One thing that I very much wanted to do while in Bagan was to take a balloon flight over the archeological zone and see the temples from the air. With over 2,200 pagodas and stupas, there was no way I was going to see them all on foot. And besides, hot air balloons are really cool.
There are three balloon companies in Bagan, but the government limits the number of balloon licenses to twenty. During the high (read dry) season, tickets sell out fast, so best to make your reservations well in advance. Make that months in advance.
I went with a company called “Balloons Over Bagan.”
All their pilots are trained overseas, with many coming from the United Kingdom. The man who piloted my balloon flies in Bagan during the winter, then moves on to southern Africa, and Colorado. These guys know their stuff.
They picked me up at 5:30 in the morning in an old wooden body VW bus. The story is that the Canadian military brought the buses over to Myanmar during the Second World War. After the war, it was too expensive to ship the buses back to Canada so here they stayed. The
varnished wood interior is beautiful, but I think the springs and shock absorbers gave up quite a while ago.
At the launch site we had tea and cookies while listening to a safety briefing and watching the balloons being inflated.
And then we were off.
It was a little cloudy, but you could just see the sun sneaking over the horizon as we rose in the air. The government of Bagan has now restricted flights directly over the pagodas, and balloons cannot descend below 300 feet over the archeological zone.
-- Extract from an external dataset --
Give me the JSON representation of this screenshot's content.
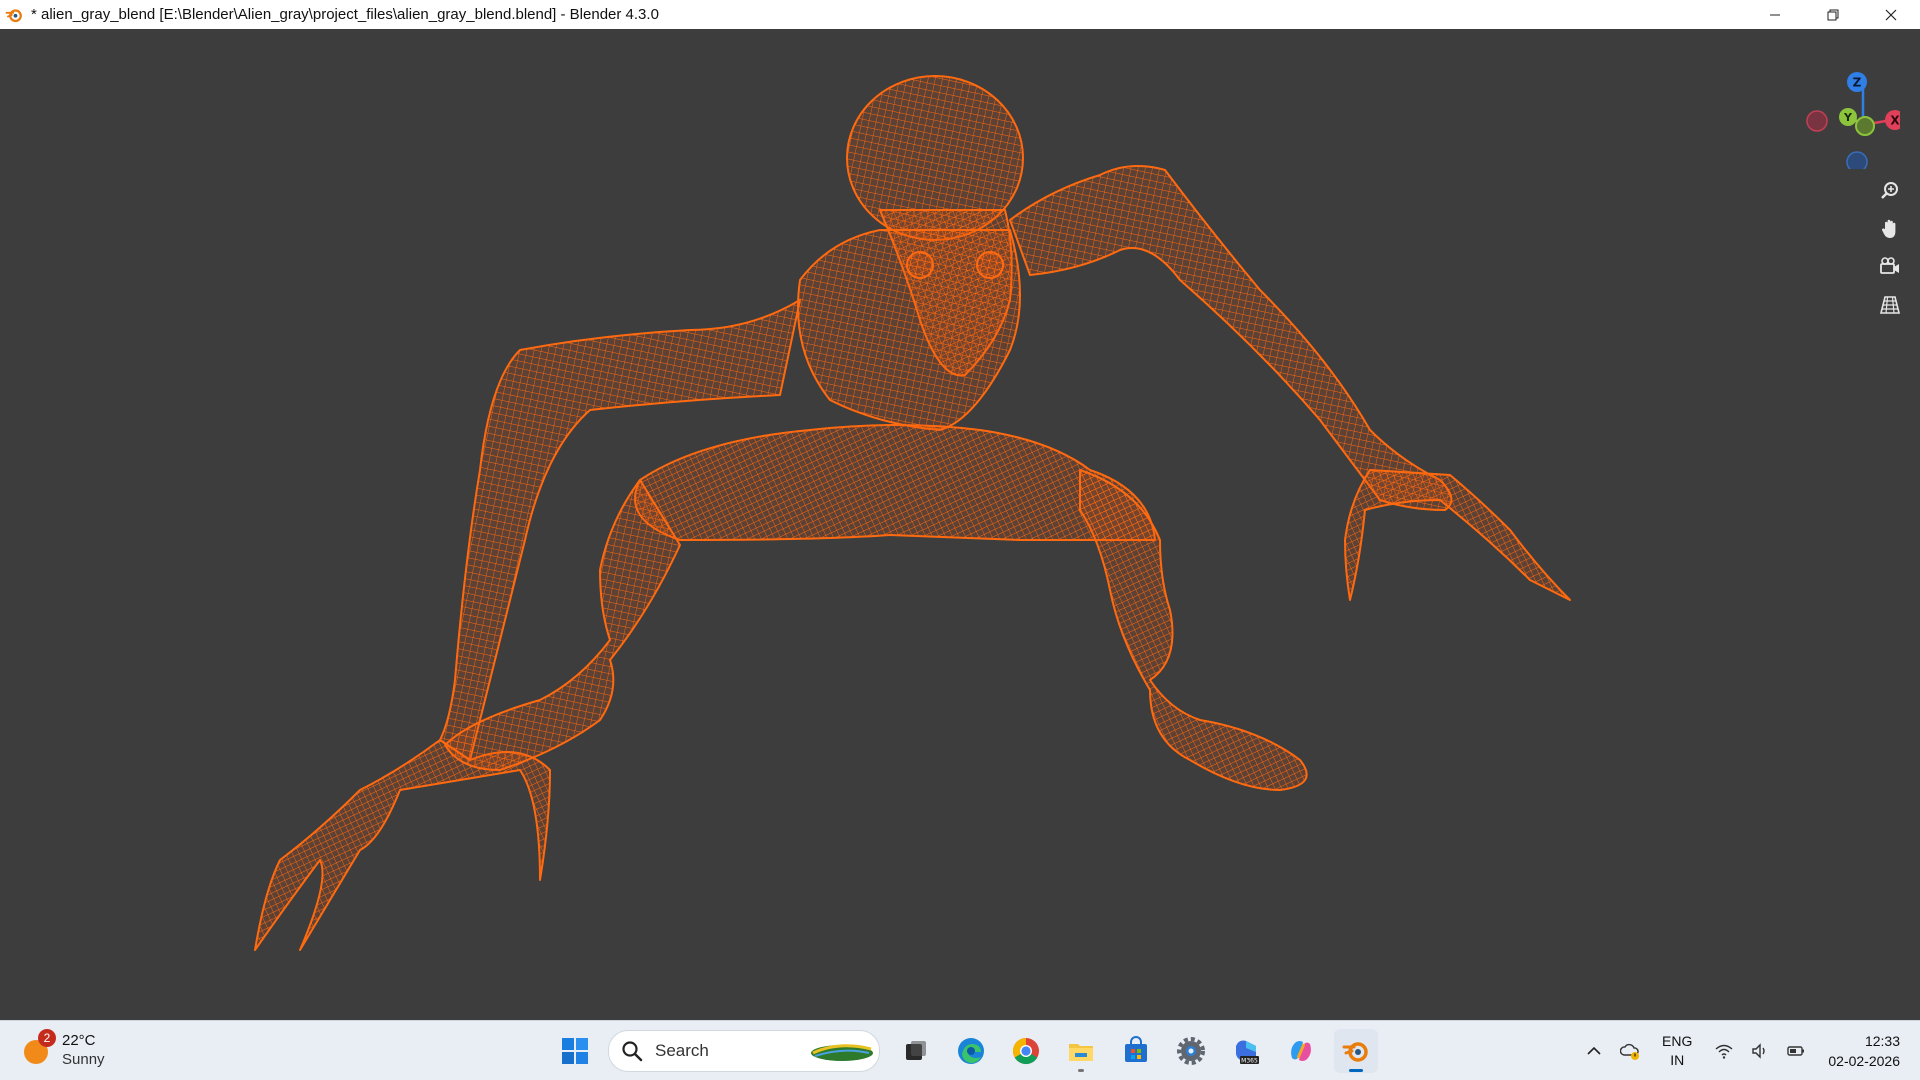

I fully understand the desire to protect these monuments, most of which are over a thousand years old, but I wish we could have gotten a little closer.
From the air you can get a feel for the extent of the monuments on the plains of Bagan. Considering these temples were built about a thousand years ago or more, it’s staggering to see the size and intricacies of these structures. And since balloon flight is silent except for the burst of the propane burners to make the balloon rise, you get to see a lot of other things on the ground. Like
the team of bullocks working in the field, or the man laying out handmade bricks to dry in the sun.
All too soon we were setting down in a field and toasting with the traditional after flight glass of champagne. And shortly after we landed, the family of the guy who owned the field came out to try and sell us paintings and crafts they had made. Possibly useful information:
There are three balloon companies licensed in Bagan: Oriental Ballooning, Golden Eagle Ballooning, and Balloons Over Bagan. They all take off just before sunrise, and since balloons are dependent on the direction of the wind, they all go in the same direction and see roughly the same things.
The government limits the number of balloons operating in Bagan to twenty, and with the three companies currently operating, that limit has been reached. Consequently, flights fill up very quickly. I made my reservation five months in advance, and I met several people who had been unsuccessful in securing a seat.
Tot: 2.725s; Tpl: 0.065s; cc: 40; qc: 126; dbt: 0.0837s; 2; m:saturn w:www (184.108.40.206); sld: 1;
; mem: 1.7mb